▸ **Input data**:

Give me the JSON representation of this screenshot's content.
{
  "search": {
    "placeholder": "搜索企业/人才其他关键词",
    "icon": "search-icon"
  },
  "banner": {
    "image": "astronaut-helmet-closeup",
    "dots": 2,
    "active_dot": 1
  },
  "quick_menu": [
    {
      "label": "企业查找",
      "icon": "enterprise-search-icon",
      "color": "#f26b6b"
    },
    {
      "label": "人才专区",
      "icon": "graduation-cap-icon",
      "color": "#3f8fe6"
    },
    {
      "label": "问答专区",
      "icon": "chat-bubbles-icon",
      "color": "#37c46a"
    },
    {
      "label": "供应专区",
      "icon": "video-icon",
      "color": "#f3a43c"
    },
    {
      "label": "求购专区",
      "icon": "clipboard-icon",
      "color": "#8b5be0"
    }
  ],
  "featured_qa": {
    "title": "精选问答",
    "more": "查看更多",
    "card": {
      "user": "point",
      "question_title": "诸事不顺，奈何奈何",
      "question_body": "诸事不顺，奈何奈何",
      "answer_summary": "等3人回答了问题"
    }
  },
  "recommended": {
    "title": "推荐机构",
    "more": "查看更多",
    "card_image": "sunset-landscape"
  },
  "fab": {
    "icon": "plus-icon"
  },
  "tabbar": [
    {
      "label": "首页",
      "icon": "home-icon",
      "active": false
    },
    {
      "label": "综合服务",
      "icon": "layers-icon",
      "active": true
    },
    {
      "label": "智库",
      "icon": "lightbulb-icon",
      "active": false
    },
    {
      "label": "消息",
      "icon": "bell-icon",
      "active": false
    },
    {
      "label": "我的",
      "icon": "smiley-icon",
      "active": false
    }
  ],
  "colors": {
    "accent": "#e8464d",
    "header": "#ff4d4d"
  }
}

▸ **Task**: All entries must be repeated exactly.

▸ **Reply**:
Give me the JSON representation of this screenshot's content.
{
  "search": {
    "placeholder": "搜索企业/人才其他关键词",
    "icon": "search-icon"
  },
  "banner": {
    "image": "astronaut-helmet-closeup",
    "dots": 2,
    "active_dot": 1
  },
  "quick_menu": [
    {
      "label": "企业查找",
      "icon": "enterprise-search-icon",
      "color": "#f26b6b"
    },
    {
      "label": "人才专区",
      "icon": "graduation-cap-icon",
      "color": "#3f8fe6"
    },
    {
      "label": "问答专区",
      "icon": "chat-bubbles-icon",
      "color": "#37c46a"
    },
    {
      "label": "供应专区",
      "icon": "video-icon",
      "color": "#f3a43c"
    },
    {
      "label": "求购专区",
      "icon": "clipboard-icon",
      "color": "#8b5be0"
    }
  ],
  "featured_qa": {
    "title": "精选问答",
    "more": "查看更多",
    "card": {
      "user": "point",
      "question_title": "诸事不顺，奈何奈何",
      "question_body": "诸事不顺，奈何奈何",
      "answer_summary": "等3人回答了问题"
    }
  },
  "recommended": {
    "title": "推荐机构",
    "more": "查看更多",
    "card_image": "sunset-landscape"
  },
  "fab": {
    "icon": "plus-icon"
  },
  "tabbar": [
    {
      "label": "首页",
      "icon": "home-icon",
      "active": false
    },
    {
      "label": "综合服务",
      "icon": "layers-icon",
      "active": true
    },
    {
      "label": "智库",
      "icon": "lightbulb-icon",
      "active": false
    },
    {
      "label": "消息",
      "icon": "bell-icon",
      "active": false
    },
    {
      "label": "我的",
      "icon": "smiley-icon",
      "active": false
    }
  ],
  "colors": {
    "accent": "#e8464d",
    "header": "#ff4d4d"
  }
}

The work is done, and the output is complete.